To me this movie does to genre filmmaking what L’Avventura did to narrative cinema in the 1960s, in the sense that in L’Avventura, all of a sudden, the central character disappears, and you’re just left with abstract issues of what was really going on in life around that character.
Here you have the notion that everything is in place for a classic narrative — a serial killer, the cops, a smart guy from everyday life, the ciphers. Everything should fall in place and there should be a resolution, and here you’re only left with question mark after question mark, which ultimately is what real life is about, and it’s very rarely acknowledged by cinema.
What amazed me at the time and still does is the connection with Seven, because it’s like the anti-Seven. It’s this incredible exercise in dialectics. In American cinema, I don’t see an equivalent.

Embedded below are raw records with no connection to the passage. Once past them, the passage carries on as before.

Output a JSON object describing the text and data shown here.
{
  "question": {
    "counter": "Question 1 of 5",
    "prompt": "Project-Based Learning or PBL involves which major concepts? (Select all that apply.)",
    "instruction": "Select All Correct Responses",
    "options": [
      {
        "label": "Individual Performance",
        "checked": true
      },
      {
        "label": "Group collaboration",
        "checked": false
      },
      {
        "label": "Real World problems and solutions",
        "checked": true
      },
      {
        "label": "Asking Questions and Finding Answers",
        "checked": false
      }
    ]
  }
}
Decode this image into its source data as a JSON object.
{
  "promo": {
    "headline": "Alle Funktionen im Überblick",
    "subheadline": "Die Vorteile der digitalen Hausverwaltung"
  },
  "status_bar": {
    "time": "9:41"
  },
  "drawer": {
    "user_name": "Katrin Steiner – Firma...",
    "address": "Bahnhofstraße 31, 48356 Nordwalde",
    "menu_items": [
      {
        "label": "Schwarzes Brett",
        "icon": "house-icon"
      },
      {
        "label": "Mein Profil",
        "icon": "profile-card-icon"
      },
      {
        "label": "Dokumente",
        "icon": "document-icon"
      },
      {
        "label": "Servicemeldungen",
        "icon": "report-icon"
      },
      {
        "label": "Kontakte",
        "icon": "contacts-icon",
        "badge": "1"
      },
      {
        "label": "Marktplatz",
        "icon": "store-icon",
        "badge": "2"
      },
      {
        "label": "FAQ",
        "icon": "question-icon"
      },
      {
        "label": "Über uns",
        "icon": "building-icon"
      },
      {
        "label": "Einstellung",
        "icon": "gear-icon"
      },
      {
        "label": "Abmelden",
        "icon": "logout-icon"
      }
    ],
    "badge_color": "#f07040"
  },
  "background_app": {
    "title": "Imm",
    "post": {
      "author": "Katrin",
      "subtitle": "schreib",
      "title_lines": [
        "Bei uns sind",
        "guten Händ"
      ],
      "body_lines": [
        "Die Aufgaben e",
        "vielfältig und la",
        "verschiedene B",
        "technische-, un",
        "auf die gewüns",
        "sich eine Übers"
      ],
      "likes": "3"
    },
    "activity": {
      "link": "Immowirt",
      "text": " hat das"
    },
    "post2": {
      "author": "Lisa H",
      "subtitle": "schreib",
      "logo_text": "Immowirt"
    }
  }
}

“When a beautiful actress is cast in a movie, executives rack their brains to find some kind of flaw in the character she plays that will still allow her to be palatable. She can’t be overweight or not perfect-looking, because who would pay to see that? A female who is not one hundred per cent perfect-looking in every way? You might as well film a dead squid decaying on a beach somewhere for two hours. So they make her a Klutz. The hundred-per-cent-perfect-looking female is perfect in every way except that she constantly bonks her head on things. She trips and falls and spills soup on her affable date (Josh Lucas. Is that his name? I know it’s two first names. Josh George? Brad Mike? Fred Tom? Yes, it’s Fred Tom). The Klutz clangs into stop signs while riding her bike and knocks over giant displays of fine china in department stores. Despite being five feet nine and weighing a hundred and ten pounds, she is basically like a drunk buffalo who has never been a part of human society. But Fred Tom loves her anyway.”—Mindy Kaling on the women who only exist in romantic comedies | Flick Chicks (via rufustfirefly)
“A director doesn’t have to be an expert in anything, but he has to know a little bit about everything. That “everything” includes financing and global economics, directing actors, setting up camera and lighting, reading cost reports, moving money around — every little thing you need to know a little bit about. In every field, there are experts who are there to help you make the film you want to make, this being a director’s medium.”—Nicolas Winding Refn, Filmmaker Magazine (via laurawish)
“He went onstage to accept Emmy’s Lifetime Achievement Award, and there, in front of all the soap-opera stars and talk-show sinceratrons, in front of all the jutting man-tanned jaws and jutting saltwater bosoms, he made his small bow and said into the microphone, ‘All of us have special ones who…
I’m gonna say Mad Men, especially for its range of characters (the female ones, mostly!). I feel for Peggy’s character a lot since my field is mostly dominated by males (I am the only girl in the 2D art department for my show!). So yeah, this choice is purely based on my personal connection to Peggy because I see a lot of myself in her and she gives me courage because sometimes I don’t feel as brave as I should be at my work (ugh sorry this is getting so touchy feely!, haha).
“The problem with sweeping things under the rug is that eventually you run out of rug. It’s not an unlimited resource… Holding her hand at the end of the episode is an incredibly nice callback to the pilot of the show, when Peggy awkwardly tries to make a pass at me by putting her hand on my hand and gets completely rebuffed. Then we see this connection again, 40-whatever episodes later. It’s not a sexual thing; it’s completely a supportive friendly, human gesture.”—Jon Hamm and Mad Men creator Matthew Weiner offer an oral history of Season 4’s episode ‘The Suitcase’. (via tvhangover)